▶ GOAL OF THE EXERCISE
What should come back is the data below, word for word, minus any picture.

▶ GIVEN DATA
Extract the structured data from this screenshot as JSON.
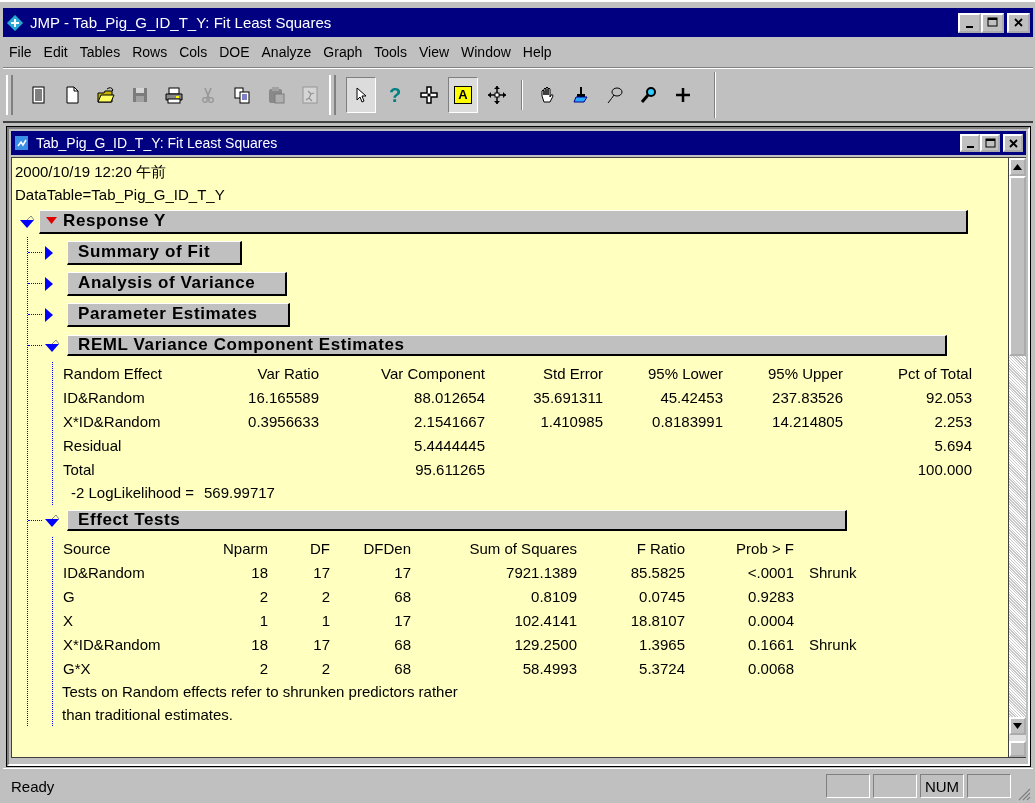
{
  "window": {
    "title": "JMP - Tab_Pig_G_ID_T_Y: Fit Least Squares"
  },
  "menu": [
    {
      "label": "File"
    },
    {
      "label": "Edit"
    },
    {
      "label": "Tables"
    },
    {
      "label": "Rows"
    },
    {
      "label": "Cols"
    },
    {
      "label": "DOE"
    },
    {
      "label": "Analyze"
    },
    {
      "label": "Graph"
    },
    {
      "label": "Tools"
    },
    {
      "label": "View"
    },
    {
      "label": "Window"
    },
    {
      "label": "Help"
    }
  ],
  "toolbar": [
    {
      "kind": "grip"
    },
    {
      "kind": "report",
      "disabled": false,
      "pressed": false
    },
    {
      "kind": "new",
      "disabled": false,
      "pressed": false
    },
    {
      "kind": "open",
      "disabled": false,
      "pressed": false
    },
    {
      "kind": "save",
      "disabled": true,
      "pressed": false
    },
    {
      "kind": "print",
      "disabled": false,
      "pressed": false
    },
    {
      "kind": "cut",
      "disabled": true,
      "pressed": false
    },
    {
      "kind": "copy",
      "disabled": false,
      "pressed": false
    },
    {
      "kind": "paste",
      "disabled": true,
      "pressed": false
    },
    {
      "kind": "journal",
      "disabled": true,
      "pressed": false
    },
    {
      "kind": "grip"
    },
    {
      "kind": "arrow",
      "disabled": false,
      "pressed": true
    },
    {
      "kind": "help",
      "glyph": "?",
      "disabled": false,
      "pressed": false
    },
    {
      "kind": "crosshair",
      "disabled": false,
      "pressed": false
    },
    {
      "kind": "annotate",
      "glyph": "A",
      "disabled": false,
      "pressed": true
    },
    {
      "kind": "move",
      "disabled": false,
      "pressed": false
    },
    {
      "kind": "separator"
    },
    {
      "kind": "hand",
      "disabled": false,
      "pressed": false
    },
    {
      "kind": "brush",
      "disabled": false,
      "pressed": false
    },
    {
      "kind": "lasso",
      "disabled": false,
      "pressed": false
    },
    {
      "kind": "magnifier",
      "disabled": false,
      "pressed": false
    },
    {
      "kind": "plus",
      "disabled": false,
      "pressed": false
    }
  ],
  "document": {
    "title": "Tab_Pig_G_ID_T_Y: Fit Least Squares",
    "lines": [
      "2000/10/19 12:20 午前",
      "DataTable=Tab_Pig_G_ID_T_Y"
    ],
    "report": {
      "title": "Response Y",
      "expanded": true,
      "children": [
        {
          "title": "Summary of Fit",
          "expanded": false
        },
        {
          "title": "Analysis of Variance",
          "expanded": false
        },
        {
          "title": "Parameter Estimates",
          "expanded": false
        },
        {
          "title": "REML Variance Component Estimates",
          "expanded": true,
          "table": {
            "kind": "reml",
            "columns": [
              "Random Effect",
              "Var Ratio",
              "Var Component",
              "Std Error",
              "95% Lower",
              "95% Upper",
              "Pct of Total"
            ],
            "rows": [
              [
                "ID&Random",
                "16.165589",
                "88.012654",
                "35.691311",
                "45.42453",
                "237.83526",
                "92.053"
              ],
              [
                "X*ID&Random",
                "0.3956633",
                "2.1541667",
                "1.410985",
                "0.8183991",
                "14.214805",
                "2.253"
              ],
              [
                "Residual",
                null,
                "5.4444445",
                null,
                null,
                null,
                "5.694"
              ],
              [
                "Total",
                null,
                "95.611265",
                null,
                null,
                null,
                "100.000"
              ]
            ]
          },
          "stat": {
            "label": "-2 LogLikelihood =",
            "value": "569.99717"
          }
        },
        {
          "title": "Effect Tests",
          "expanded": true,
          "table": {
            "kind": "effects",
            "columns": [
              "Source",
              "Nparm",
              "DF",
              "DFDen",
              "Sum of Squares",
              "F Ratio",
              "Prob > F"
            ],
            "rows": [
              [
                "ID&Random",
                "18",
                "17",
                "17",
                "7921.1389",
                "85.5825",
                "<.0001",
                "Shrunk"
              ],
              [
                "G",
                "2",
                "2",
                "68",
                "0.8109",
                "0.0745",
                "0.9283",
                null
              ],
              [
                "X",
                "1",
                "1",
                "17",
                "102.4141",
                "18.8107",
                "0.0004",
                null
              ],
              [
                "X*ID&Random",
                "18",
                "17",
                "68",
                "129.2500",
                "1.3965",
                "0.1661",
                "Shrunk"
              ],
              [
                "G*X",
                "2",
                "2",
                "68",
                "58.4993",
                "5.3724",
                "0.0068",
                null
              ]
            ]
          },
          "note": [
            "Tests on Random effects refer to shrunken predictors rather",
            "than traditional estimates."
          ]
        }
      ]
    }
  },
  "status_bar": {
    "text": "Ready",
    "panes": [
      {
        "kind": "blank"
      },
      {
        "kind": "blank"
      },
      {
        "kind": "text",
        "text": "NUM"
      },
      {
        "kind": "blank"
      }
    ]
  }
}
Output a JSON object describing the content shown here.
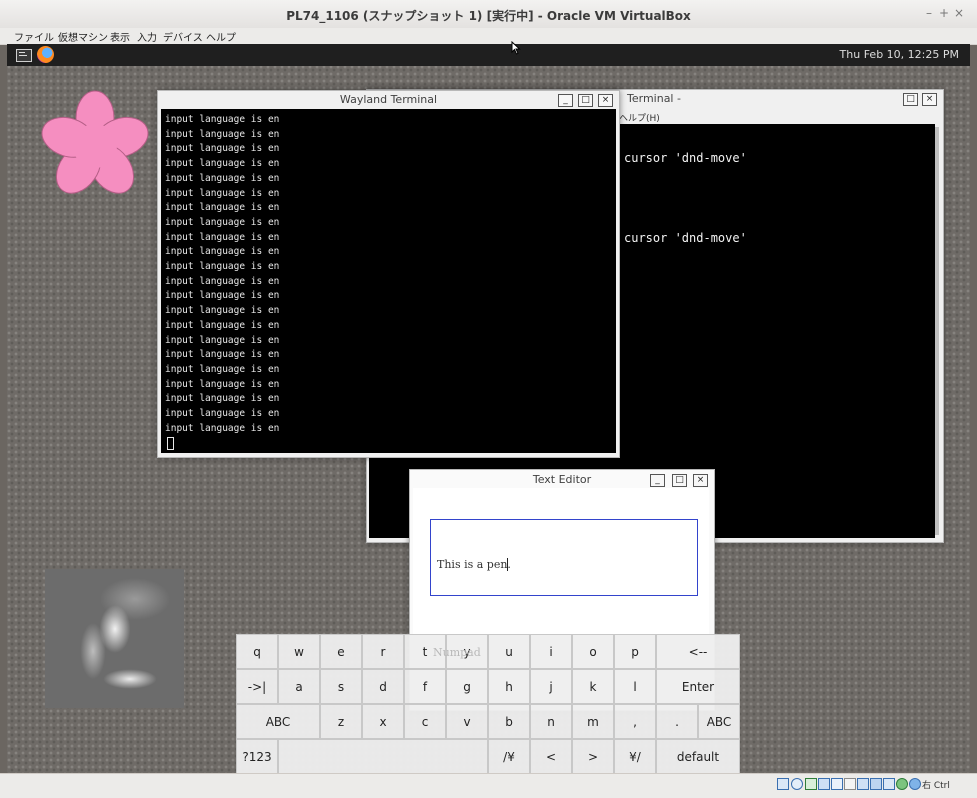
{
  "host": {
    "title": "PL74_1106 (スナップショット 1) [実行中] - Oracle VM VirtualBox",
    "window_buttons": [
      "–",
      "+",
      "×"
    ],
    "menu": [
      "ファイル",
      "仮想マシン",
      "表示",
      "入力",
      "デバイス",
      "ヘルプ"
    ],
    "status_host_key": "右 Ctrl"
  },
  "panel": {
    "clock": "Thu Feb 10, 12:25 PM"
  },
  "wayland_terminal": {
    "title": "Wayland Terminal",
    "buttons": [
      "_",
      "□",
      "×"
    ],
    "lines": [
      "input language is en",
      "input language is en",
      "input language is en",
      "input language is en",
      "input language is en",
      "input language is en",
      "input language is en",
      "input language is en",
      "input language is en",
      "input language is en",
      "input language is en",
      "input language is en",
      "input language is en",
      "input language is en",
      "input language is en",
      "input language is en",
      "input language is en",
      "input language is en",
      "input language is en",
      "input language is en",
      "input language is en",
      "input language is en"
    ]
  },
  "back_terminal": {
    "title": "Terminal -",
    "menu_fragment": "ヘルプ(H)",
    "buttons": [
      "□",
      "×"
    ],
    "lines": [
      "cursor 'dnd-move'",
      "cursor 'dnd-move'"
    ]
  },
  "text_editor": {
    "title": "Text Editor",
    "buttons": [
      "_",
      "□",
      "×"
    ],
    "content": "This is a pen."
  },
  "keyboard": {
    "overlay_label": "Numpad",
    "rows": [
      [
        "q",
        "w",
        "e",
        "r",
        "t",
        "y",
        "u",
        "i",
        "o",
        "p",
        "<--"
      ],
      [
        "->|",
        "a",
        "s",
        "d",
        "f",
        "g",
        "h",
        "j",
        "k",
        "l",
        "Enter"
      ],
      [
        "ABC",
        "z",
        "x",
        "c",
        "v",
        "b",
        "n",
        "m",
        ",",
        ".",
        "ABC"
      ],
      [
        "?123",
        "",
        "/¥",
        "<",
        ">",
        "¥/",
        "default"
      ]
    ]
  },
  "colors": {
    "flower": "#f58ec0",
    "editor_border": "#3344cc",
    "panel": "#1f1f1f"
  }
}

▶ WRITTEN SOLUTION
Extract the structured data from this screenshot as JSON.
{
  "window": {
    "title": "JMP - Tab_Pig_G_ID_T_Y: Fit Least Squares"
  },
  "menu": [
    {
      "label": "File"
    },
    {
      "label": "Edit"
    },
    {
      "label": "Tables"
    },
    {
      "label": "Rows"
    },
    {
      "label": "Cols"
    },
    {
      "label": "DOE"
    },
    {
      "label": "Analyze"
    },
    {
      "label": "Graph"
    },
    {
      "label": "Tools"
    },
    {
      "label": "View"
    },
    {
      "label": "Window"
    },
    {
      "label": "Help"
    }
  ],
  "toolbar": [
    {
      "kind": "grip"
    },
    {
      "kind": "report",
      "disabled": false,
      "pressed": false
    },
    {
      "kind": "new",
      "disabled": false,
      "pressed": false
    },
    {
      "kind": "open",
      "disabled": false,
      "pressed": false
    },
    {
      "kind": "save",
      "disabled": true,
      "pressed": false
    },
    {
      "kind": "print",
      "disabled": false,
      "pressed": false
    },
    {
      "kind": "cut",
      "disabled": true,
      "pressed": false
    },
    {
      "kind": "copy",
      "disabled": false,
      "pressed": false
    },
    {
      "kind": "paste",
      "disabled": true,
      "pressed": false
    },
    {
      "kind": "journal",
      "disabled": true,
      "pressed": false
    },
    {
      "kind": "grip"
    },
    {
      "kind": "arrow",
      "disabled": false,
      "pressed": true
    },
    {
      "kind": "help",
      "glyph": "?",
      "disabled": false,
      "pressed": false
    },
    {
      "kind": "crosshair",
      "disabled": false,
      "pressed": false
    },
    {
      "kind": "annotate",
      "glyph": "A",
      "disabled": false,
      "pressed": true
    },
    {
      "kind": "move",
      "disabled": false,
      "pressed": false
    },
    {
      "kind": "separator"
    },
    {
      "kind": "hand",
      "disabled": false,
      "pressed": false
    },
    {
      "kind": "brush",
      "disabled": false,
      "pressed": false
    },
    {
      "kind": "lasso",
      "disabled": false,
      "pressed": false
    },
    {
      "kind": "magnifier",
      "disabled": false,
      "pressed": false
    },
    {
      "kind": "plus",
      "disabled": false,
      "pressed": false
    }
  ],
  "document": {
    "title": "Tab_Pig_G_ID_T_Y: Fit Least Squares",
    "lines": [
      "2000/10/19 12:20 午前",
      "DataTable=Tab_Pig_G_ID_T_Y"
    ],
    "report": {
      "title": "Response Y",
      "expanded": true,
      "children": [
        {
          "title": "Summary of Fit",
          "expanded": false
        },
        {
          "title": "Analysis of Variance",
          "expanded": false
        },
        {
          "title": "Parameter Estimates",
          "expanded": false
        },
        {
          "title": "REML Variance Component Estimates",
          "expanded": true,
          "table": {
            "kind": "reml",
            "columns": [
              "Random Effect",
              "Var Ratio",
              "Var Component",
              "Std Error",
              "95% Lower",
              "95% Upper",
              "Pct of Total"
            ],
            "rows": [
              [
                "ID&Random",
                "16.165589",
                "88.012654",
                "35.691311",
                "45.42453",
                "237.83526",
                "92.053"
              ],
              [
                "X*ID&Random",
                "0.3956633",
                "2.1541667",
                "1.410985",
                "0.8183991",
                "14.214805",
                "2.253"
              ],
              [
                "Residual",
                null,
                "5.4444445",
                null,
                null,
                null,
                "5.694"
              ],
              [
                "Total",
                null,
                "95.611265",
                null,
                null,
                null,
                "100.000"
              ]
            ]
          },
          "stat": {
            "label": "-2 LogLikelihood =",
            "value": "569.99717"
          }
        },
        {
          "title": "Effect Tests",
          "expanded": true,
          "table": {
            "kind": "effects",
            "columns": [
              "Source",
              "Nparm",
              "DF",
              "DFDen",
              "Sum of Squares",
              "F Ratio",
              "Prob > F"
            ],
            "rows": [
              [
                "ID&Random",
                "18",
                "17",
                "17",
                "7921.1389",
                "85.5825",
                "<.0001",
                "Shrunk"
              ],
              [
                "G",
                "2",
                "2",
                "68",
                "0.8109",
                "0.0745",
                "0.9283",
                null
              ],
              [
                "X",
                "1",
                "1",
                "17",
                "102.4141",
                "18.8107",
                "0.0004",
                null
              ],
              [
                "X*ID&Random",
                "18",
                "17",
                "68",
                "129.2500",
                "1.3965",
                "0.1661",
                "Shrunk"
              ],
              [
                "G*X",
                "2",
                "2",
                "68",
                "58.4993",
                "5.3724",
                "0.0068",
                null
              ]
            ]
          },
          "note": [
            "Tests on Random effects refer to shrunken predictors rather",
            "than traditional estimates."
          ]
        }
      ]
    }
  },
  "status_bar": {
    "text": "Ready",
    "panes": [
      {
        "kind": "blank"
      },
      {
        "kind": "blank"
      },
      {
        "kind": "text",
        "text": "NUM"
      },
      {
        "kind": "blank"
      }
    ]
  }
}
Output a JSON object describing the content shown here.
{
  "host": {
    "title": "PL74_1106 (スナップショット 1) [実行中] - Oracle VM VirtualBox",
    "window_buttons": [
      "–",
      "+",
      "×"
    ],
    "menu": [
      "ファイル",
      "仮想マシン",
      "表示",
      "入力",
      "デバイス",
      "ヘルプ"
    ],
    "status_host_key": "右 Ctrl"
  },
  "panel": {
    "clock": "Thu Feb 10, 12:25 PM"
  },
  "wayland_terminal": {
    "title": "Wayland Terminal",
    "buttons": [
      "_",
      "□",
      "×"
    ],
    "lines": [
      "input language is en",
      "input language is en",
      "input language is en",
      "input language is en",
      "input language is en",
      "input language is en",
      "input language is en",
      "input language is en",
      "input language is en",
      "input language is en",
      "input language is en",
      "input language is en",
      "input language is en",
      "input language is en",
      "input language is en",
      "input language is en",
      "input language is en",
      "input language is en",
      "input language is en",
      "input language is en",
      "input language is en",
      "input language is en"
    ]
  },
  "back_terminal": {
    "title": "Terminal -",
    "menu_fragment": "ヘルプ(H)",
    "buttons": [
      "□",
      "×"
    ],
    "lines": [
      "cursor 'dnd-move'",
      "cursor 'dnd-move'"
    ]
  },
  "text_editor": {
    "title": "Text Editor",
    "buttons": [
      "_",
      "□",
      "×"
    ],
    "content": "This is a pen."
  },
  "keyboard": {
    "overlay_label": "Numpad",
    "rows": [
      [
        "q",
        "w",
        "e",
        "r",
        "t",
        "y",
        "u",
        "i",
        "o",
        "p",
        "<--"
      ],
      [
        "->|",
        "a",
        "s",
        "d",
        "f",
        "g",
        "h",
        "j",
        "k",
        "l",
        "Enter"
      ],
      [
        "ABC",
        "z",
        "x",
        "c",
        "v",
        "b",
        "n",
        "m",
        ",",
        ".",
        "ABC"
      ],
      [
        "?123",
        "",
        "/¥",
        "<",
        ">",
        "¥/",
        "default"
      ]
    ]
  },
  "colors": {
    "flower": "#f58ec0",
    "editor_border": "#3344cc",
    "panel": "#1f1f1f"
  }
}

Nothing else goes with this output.